During Manor tours, it is not unusual for visitors as well as the occasional tour guide to stand in front of the Joyner’s Shop, and refer to the joyners as “carpenters”.  Historically, however, professional joyners distinguished themselves from carpenters as matters of both business and pride.

Dating to the mid-1400s, furniture making was overseen by the Guild of Master Carpenters, who subcontracted work to joyners, inlayers, turners, etc.  These specialists began forming their own companies (guilds) in the 16th and 17th centuries.  Each specified its distinct form of woodworking to make sure that others were not infringing on their trades.  They defined who could practice the trade, and who could not, not unlike our present-day labor unions.  In 1563, the Great Statute of Artificers established that the apprenticeship for a joyner would be 7 years.  The Faculty of Joyners and Ceilers or Carvers of London” received its charter in 1570.  Members were expected to adhere to regulations and quality standards, and could be fined for substandard work.

The Joiner I, Denis Diderot, 1751

In general, carpenters were mainly responsible for structural work.  They also made nailed, or “boarded” furniture.  They tended to work on-site.  Joyners, in contrast, joined pieces of wood together, using the mortise and tenon joint as the basis for construction of furniture, wainscoting and other fixed woodwork and paneling.  Much of the joyner’s work was performed in his shop, alone or with 1-2 apprentices.  In England and the early American colonies, the joyners were the true craftsmen of household furniture.  

Come by Pennsbury Manor next Sunday, May 6 from 1:00-4:00 to see our Joyners working in their shop.  Blacksmithing and Sheep-Shearing will also be happening around the site.

 For Further Reading:

Chinnery, Victor  Oak Furniture, The British Tradition (1979)

 Fitzgerald, Oscar  Four Centuries of American Furniture  (1995)
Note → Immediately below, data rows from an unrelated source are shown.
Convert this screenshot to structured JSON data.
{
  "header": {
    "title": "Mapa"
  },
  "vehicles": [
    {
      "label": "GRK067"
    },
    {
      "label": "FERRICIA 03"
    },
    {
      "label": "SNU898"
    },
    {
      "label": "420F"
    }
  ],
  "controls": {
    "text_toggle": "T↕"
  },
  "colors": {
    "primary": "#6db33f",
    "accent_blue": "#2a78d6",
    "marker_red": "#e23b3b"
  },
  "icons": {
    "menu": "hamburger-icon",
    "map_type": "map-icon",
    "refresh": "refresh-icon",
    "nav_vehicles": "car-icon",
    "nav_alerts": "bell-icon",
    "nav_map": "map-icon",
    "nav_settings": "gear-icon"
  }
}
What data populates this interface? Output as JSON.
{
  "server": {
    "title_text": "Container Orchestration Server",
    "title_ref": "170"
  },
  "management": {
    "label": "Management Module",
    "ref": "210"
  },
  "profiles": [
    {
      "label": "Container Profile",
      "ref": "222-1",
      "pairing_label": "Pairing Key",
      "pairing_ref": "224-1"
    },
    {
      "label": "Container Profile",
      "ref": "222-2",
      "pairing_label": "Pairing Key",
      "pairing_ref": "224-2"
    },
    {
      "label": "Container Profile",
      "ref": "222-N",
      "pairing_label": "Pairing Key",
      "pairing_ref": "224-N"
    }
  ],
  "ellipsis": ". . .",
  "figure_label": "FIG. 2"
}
 Humphrey, Nick  Furniture and woodwork in Tudor England:  native practices, methods, materials and context   Furniture, Textiles and Fashion Department, Victoria and Albert Museum, London